** Opening EXTRACTED INFORMATION block **

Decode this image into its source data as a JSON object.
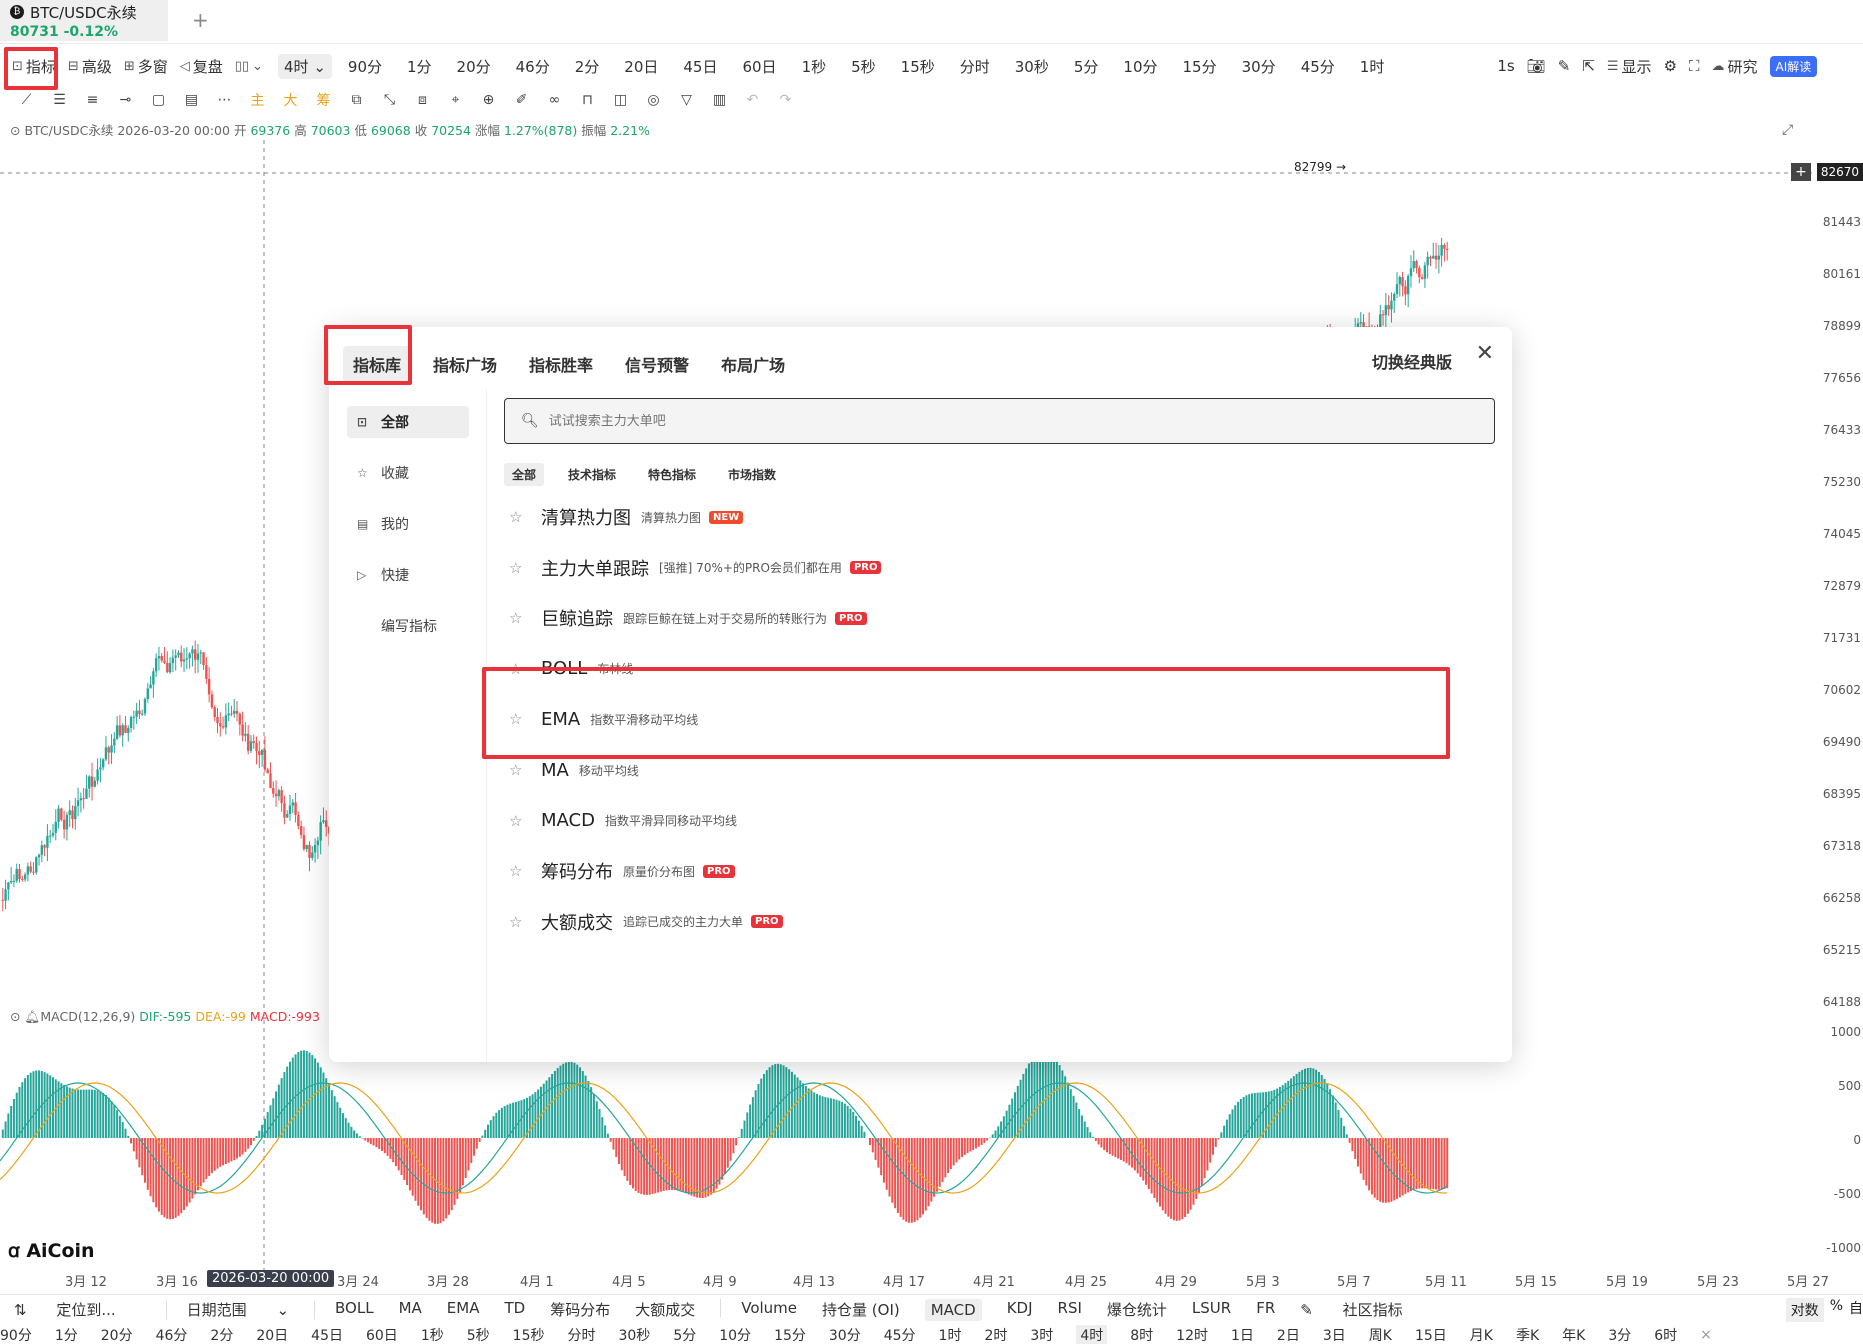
{
  "tab": {
    "symbol": "BTC/USDC永续",
    "price": "80731",
    "change": "-0.12%",
    "add": "+"
  },
  "toolbar": {
    "indicator": "指标",
    "advanced": "高级",
    "multi_window": "多窗",
    "replay": "复盘",
    "interval_selected": "4时",
    "intervals": [
      "90分",
      "1分",
      "20分",
      "46分",
      "2分",
      "20日",
      "45日",
      "60日",
      "1秒",
      "5秒",
      "15秒",
      "分时",
      "30秒",
      "5分",
      "10分",
      "15分",
      "30分",
      "45分",
      "1时"
    ],
    "right_interval": "1s",
    "display": "显示",
    "research": "研究",
    "ai": "AI解读"
  },
  "drawing_tools": [
    "主",
    "大",
    "筹"
  ],
  "ohlc": {
    "symbol": "BTC/USDC永续",
    "datetime": "2026-03-20 00:00",
    "open_label": "开",
    "open": "69376",
    "high_label": "高",
    "high": "70603",
    "low_label": "低",
    "low": "69068",
    "close_label": "收",
    "close": "70254",
    "change_label": "涨幅",
    "change": "1.27%(878)",
    "amp_label": "振幅",
    "amp": "2.21%"
  },
  "macd": {
    "title": "MACD(12,26,9)",
    "dif": "DIF:-595",
    "dea": "DEA:-99",
    "macd": "MACD:-993"
  },
  "chart": {
    "high_marker": "82799 →",
    "price_tag": "82670",
    "y_labels": [
      "81443",
      "80161",
      "78899",
      "77656",
      "76433",
      "75230",
      "74045",
      "72879",
      "71731",
      "70602",
      "69490",
      "68395",
      "67318",
      "66258",
      "65215",
      "64188"
    ],
    "macd_y_labels": [
      "1000",
      "500",
      "0",
      "-500",
      "-1000"
    ],
    "x_labels": [
      "3月 12",
      "3月 16",
      "3月 24",
      "3月 28",
      "4月 1",
      "4月 5",
      "4月 9",
      "4月 13",
      "4月 17",
      "4月 21",
      "4月 25",
      "4月 29",
      "5月 3",
      "5月 7",
      "5月 11",
      "5月 15",
      "5月 19",
      "5月 23",
      "5月 27"
    ],
    "x_selected": "2026-03-20 00:00",
    "logo": "AiCoin"
  },
  "modal": {
    "tabs": [
      "指标库",
      "指标广场",
      "指标胜率",
      "信号预警",
      "布局广场"
    ],
    "classic": "切换经典版",
    "close": "✕",
    "side": [
      "全部",
      "收藏",
      "我的",
      "快捷",
      "编写指标"
    ],
    "search_placeholder": "试试搜索主力大单吧",
    "filters": [
      "全部",
      "技术指标",
      "特色指标",
      "市场指数"
    ],
    "indicators": [
      {
        "name": "清算热力图",
        "desc": "清算热力图",
        "badge": "NEW"
      },
      {
        "name": "主力大单跟踪",
        "desc": "[强推] 70%+的PRO会员们都在用",
        "badge": "PRO"
      },
      {
        "name": "巨鲸追踪",
        "desc": "跟踪巨鲸在链上对于交易所的转账行为",
        "badge": "PRO"
      },
      {
        "name": "BOLL",
        "desc": "布林线",
        "badge": ""
      },
      {
        "name": "EMA",
        "desc": "指数平滑移动平均线",
        "badge": ""
      },
      {
        "name": "MA",
        "desc": "移动平均线",
        "badge": ""
      },
      {
        "name": "MACD",
        "desc": "指数平滑异同移动平均线",
        "badge": ""
      },
      {
        "name": "筹码分布",
        "desc": "原量价分布图",
        "badge": "PRO"
      },
      {
        "name": "大额成交",
        "desc": "追踪已成交的主力大单",
        "badge": "PRO"
      }
    ]
  },
  "bottom": {
    "locate": "定位到...",
    "date_range": "日期范围",
    "indicators": [
      "BOLL",
      "MA",
      "EMA",
      "TD",
      "筹码分布",
      "大额成交",
      "Volume",
      "持仓量 (OI)",
      "MACD",
      "KDJ",
      "RSI",
      "爆仓统计",
      "LSUR",
      "FR",
      "社区指标"
    ],
    "active_indicator": "MACD",
    "right": [
      "对数",
      "%",
      "自"
    ],
    "intervals": [
      "90分",
      "1分",
      "20分",
      "46分",
      "2分",
      "20日",
      "45日",
      "60日",
      "1秒",
      "5秒",
      "15秒",
      "分时",
      "30秒",
      "5分",
      "10分",
      "15分",
      "30分",
      "45分",
      "1时",
      "2时",
      "3时",
      "4时",
      "8时",
      "12时",
      "1日",
      "2日",
      "3日",
      "周K",
      "15日",
      "月K",
      "季K",
      "年K",
      "3分",
      "6时"
    ],
    "active_interval": "4时"
  }
}
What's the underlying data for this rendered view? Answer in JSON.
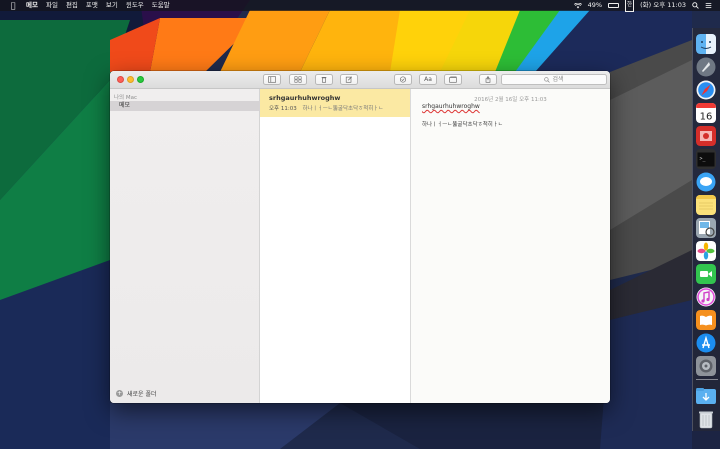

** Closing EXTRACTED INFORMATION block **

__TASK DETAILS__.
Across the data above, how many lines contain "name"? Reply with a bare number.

__RESPONSE BELOW__.
9